I'll never criticize Bush for the tax cuts. I will criticize his big spending.

Posted by: Old School Conservative | Sep 12, 2012 11:43:14 AM

David R. @9/11/12 5:00PM: Even when you take Rosen's 3% growth assumption out of the simulation, while leaving in the micro-behavioral changes, Rosen's still showing that the plan is slightly better than revenue-neutral for individuals with incomes over $200K. That's a pretty good rebuttal of the Brookings/TPC numbers.

Posted by: TheRadicalModerate | Sep 12, 2012 1:24:59 PM

Moneyrunner, could you let me know where you found those numbers? They don't quite match up with the numbers here: http://www.taxpolicycenter.org/taxfacts/displayafact.cfm?Docid=203. Thanks!

Posted by: Someguy | Sep 12, 2012 2:23:00 PM

All of this commentary ignores the basic fact that the paper (1) recognizes that in order to analyze going from tax system X to tax system Y one must know what X is and what Y is. Rosen himself says this and then goes on to say that like everyone else he doesn't know what Y is, and in fact doesn't even know what X is. Nevertheless after admitting he does not know the parameters of the old or the new regime he then goes on to analyze going from the old to the new. Read the paper, its basis is that the Romney plan is revenue neutral to positive because he assumes it is revenue neutral to positive. Really, how does that have any credibility.

The Feldstein analysis, explained here

http://dismalpoliticaleconomist.blogspot.com/2012/09/romney-economics-adviser-martin.html


at least takes a stab at assuming which preference items are changed, and even then because of errors in his analysis he does not get to revenue neutral. Of course, nowhere does Rosen say how long it will take to get to revenue neutral. Is it 5 years, ten years? The Bush tax cuts took over six years on an inflation adjusted basis to get back to the income tax revenue levels from when it started.
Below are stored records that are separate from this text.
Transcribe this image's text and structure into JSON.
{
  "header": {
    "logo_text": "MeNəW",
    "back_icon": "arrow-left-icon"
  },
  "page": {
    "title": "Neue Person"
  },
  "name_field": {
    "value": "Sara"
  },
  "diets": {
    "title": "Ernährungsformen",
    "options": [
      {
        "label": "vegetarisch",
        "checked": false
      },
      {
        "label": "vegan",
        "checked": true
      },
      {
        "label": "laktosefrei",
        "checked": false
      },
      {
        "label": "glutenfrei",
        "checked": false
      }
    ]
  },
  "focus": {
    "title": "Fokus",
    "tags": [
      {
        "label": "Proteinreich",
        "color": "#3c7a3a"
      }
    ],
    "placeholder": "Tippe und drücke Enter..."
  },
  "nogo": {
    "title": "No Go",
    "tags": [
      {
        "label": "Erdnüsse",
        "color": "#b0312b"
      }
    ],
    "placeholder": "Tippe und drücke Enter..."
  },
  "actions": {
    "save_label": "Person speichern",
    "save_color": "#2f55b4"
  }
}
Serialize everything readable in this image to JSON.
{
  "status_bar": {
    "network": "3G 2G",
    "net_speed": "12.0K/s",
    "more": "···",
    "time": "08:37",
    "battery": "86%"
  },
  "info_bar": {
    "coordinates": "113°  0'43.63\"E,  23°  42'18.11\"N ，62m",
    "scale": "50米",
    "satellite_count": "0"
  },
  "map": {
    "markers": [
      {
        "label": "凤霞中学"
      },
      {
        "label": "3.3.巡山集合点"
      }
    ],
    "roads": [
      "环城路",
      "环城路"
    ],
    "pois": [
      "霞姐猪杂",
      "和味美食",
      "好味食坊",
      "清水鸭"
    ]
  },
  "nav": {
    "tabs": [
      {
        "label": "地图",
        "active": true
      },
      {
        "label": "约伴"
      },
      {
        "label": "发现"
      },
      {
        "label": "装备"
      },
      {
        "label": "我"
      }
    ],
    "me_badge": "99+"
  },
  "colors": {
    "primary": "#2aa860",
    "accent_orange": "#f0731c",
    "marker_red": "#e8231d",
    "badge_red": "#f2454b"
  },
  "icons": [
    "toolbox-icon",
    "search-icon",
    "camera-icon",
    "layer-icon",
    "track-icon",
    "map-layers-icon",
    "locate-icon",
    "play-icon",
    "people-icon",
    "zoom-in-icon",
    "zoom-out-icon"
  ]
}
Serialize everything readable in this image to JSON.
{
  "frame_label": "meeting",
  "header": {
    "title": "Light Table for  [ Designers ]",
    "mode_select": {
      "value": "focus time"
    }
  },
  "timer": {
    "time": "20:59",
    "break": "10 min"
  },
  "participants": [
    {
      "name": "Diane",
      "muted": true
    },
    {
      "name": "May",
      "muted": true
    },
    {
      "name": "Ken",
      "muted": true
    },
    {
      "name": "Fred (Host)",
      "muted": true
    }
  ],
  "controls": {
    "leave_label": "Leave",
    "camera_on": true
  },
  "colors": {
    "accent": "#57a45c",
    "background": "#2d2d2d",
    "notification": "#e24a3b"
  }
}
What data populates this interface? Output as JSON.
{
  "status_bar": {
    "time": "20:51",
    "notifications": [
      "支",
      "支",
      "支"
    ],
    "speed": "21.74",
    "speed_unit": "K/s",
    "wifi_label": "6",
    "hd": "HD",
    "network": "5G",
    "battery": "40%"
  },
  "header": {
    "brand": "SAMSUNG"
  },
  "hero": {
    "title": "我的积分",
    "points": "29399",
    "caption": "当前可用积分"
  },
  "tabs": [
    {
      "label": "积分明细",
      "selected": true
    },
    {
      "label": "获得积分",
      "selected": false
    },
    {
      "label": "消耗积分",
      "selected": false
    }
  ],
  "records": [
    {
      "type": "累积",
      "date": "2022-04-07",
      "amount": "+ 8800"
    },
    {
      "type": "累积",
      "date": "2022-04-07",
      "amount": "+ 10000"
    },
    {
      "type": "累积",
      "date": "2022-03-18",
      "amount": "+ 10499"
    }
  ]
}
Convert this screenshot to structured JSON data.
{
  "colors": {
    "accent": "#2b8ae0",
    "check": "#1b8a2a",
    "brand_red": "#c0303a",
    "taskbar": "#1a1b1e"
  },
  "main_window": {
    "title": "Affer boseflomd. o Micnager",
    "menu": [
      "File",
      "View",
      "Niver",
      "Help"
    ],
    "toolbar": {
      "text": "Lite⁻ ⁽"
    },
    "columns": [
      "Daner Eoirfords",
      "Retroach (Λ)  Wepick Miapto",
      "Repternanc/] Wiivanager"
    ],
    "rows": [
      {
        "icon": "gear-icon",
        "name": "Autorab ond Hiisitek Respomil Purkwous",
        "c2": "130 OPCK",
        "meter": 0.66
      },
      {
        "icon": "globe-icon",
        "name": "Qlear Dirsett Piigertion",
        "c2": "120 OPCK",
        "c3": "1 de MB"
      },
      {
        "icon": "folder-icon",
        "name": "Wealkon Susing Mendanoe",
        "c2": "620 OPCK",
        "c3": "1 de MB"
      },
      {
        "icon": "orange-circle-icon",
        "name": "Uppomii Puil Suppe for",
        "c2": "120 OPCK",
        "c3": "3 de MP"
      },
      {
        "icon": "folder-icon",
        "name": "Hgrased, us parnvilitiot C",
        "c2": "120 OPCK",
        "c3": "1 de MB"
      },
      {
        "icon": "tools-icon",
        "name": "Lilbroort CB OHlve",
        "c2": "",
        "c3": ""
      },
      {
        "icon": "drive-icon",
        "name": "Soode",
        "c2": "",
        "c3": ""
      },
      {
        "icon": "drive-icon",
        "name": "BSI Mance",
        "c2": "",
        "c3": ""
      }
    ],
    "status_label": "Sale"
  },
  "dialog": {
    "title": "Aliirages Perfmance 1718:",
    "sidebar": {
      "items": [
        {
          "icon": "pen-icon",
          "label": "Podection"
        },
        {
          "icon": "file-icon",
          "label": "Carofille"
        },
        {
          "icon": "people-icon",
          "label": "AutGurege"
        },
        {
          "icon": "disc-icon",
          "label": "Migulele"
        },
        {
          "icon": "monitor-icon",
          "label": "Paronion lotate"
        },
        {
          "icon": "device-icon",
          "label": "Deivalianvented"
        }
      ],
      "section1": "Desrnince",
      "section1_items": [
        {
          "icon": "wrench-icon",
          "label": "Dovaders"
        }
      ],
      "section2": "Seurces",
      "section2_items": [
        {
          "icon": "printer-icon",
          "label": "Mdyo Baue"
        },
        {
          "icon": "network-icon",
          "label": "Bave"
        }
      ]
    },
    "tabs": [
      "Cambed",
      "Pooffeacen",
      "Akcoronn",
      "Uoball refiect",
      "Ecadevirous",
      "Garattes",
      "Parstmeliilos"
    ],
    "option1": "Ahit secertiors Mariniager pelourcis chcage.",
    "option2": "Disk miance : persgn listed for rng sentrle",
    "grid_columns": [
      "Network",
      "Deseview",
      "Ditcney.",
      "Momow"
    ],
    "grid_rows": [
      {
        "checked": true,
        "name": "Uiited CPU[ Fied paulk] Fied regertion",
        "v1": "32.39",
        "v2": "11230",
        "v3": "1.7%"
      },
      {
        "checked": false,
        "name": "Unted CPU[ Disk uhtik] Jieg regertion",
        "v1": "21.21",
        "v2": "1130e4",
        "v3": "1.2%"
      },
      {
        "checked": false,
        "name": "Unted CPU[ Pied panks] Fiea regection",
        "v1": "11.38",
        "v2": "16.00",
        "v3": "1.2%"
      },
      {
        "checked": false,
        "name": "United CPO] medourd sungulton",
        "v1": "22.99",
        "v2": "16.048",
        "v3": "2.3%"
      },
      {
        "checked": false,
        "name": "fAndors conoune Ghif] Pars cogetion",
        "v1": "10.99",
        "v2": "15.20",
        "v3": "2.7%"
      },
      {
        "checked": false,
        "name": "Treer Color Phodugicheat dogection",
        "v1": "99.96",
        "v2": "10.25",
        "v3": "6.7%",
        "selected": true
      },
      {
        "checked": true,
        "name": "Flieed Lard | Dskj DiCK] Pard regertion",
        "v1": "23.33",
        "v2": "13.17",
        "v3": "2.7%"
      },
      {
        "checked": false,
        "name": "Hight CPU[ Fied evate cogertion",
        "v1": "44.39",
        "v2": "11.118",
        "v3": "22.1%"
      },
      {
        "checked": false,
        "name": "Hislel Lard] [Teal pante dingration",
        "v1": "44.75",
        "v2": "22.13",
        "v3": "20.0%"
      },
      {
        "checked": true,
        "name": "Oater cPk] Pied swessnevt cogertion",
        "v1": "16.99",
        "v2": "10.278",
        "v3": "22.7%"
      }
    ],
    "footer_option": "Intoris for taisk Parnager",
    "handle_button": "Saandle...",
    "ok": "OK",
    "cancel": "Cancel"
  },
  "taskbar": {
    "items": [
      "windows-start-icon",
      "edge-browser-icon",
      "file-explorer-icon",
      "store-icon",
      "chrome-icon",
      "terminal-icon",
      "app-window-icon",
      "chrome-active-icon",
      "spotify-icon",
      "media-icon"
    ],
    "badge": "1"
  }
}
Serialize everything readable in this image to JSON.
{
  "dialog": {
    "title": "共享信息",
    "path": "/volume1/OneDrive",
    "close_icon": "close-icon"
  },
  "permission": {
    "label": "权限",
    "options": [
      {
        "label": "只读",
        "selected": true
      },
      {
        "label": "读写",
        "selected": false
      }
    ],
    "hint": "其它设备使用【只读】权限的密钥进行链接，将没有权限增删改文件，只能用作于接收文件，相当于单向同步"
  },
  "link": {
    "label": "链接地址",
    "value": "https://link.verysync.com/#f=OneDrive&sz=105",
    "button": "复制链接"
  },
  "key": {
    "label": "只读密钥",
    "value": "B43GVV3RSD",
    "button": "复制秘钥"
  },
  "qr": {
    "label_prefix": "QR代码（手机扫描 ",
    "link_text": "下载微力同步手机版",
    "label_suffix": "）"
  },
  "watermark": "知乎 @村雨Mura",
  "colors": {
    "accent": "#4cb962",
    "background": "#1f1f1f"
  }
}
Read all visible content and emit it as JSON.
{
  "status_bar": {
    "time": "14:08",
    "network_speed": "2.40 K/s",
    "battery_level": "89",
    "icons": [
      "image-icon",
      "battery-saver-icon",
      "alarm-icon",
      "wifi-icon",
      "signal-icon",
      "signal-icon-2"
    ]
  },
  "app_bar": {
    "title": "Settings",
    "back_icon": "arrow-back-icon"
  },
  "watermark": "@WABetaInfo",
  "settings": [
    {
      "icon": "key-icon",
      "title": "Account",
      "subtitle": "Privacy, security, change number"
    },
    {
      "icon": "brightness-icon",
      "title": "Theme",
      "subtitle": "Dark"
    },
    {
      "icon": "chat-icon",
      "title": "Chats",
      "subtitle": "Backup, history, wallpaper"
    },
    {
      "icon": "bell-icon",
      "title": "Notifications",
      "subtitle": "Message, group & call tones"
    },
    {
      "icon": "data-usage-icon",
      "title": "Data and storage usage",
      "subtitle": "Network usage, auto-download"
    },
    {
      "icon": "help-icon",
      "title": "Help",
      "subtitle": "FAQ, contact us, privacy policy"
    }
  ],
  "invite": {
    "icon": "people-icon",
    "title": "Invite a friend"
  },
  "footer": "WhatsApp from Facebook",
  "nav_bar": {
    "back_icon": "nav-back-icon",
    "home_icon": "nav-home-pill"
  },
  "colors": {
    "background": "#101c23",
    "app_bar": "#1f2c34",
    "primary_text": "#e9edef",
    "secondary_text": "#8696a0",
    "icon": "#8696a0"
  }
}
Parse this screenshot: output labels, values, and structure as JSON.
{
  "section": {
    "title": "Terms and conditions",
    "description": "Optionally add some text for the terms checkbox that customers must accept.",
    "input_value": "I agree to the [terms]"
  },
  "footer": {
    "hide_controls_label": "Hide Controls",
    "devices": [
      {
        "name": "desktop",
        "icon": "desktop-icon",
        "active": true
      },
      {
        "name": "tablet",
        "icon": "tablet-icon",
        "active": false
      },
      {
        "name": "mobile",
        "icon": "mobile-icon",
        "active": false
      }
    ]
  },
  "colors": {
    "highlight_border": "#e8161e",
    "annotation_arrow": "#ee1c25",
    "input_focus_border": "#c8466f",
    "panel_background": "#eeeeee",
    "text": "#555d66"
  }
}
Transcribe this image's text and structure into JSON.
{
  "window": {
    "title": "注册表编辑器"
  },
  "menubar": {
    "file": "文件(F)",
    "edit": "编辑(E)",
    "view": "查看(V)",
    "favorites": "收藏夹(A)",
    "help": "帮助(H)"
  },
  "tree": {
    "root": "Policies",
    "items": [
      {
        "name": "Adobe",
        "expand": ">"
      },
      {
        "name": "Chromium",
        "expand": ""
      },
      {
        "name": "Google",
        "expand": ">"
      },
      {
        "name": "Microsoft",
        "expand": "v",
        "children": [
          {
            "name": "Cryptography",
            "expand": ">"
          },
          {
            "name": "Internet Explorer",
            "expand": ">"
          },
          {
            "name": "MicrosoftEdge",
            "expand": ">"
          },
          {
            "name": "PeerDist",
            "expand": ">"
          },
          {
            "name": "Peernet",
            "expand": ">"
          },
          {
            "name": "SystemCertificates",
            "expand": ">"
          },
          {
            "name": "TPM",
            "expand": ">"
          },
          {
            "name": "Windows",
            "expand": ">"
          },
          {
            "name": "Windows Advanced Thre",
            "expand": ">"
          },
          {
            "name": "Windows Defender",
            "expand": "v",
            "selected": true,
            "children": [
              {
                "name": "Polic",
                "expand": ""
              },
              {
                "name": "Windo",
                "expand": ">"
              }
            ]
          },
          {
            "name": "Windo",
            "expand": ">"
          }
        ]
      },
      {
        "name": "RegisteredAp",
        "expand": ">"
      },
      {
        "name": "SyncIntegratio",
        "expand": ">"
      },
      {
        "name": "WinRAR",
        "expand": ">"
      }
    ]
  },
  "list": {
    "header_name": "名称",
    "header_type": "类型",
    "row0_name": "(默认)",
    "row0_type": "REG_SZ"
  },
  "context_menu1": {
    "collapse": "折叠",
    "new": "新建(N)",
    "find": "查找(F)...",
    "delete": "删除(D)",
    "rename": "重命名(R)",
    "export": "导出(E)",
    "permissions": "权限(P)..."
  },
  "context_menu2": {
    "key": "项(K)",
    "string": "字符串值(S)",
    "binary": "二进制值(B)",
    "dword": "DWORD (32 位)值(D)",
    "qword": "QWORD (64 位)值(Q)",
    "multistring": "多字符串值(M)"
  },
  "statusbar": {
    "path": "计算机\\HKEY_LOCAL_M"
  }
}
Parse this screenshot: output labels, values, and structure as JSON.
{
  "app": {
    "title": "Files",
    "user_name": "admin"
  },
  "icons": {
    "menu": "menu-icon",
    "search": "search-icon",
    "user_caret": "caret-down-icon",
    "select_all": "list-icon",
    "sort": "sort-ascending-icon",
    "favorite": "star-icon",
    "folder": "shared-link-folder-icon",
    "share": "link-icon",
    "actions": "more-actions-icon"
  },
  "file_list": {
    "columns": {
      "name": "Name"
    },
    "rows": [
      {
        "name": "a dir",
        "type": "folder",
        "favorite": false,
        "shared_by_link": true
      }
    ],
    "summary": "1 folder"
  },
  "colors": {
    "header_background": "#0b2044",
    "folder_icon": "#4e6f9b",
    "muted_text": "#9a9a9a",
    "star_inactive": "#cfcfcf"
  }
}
I guess if you have an unlimited amount of time economic growth and inflation will eventually get to revenue neutral, so in that sense the supporters of the program can say they will eventually be right.

Look, this issue could be easily settled, all Mr. Romney has to do is to release the details of his proposal. That he won't do so says this.

1. He doesn't know the all the details.
2. The numbers don't add up.
3. The details that he does know are politically unpalatable.

Yes, selecting all three answers is acceptable.

Posted by: David R. | Sep 12, 2012 2:50:18 PM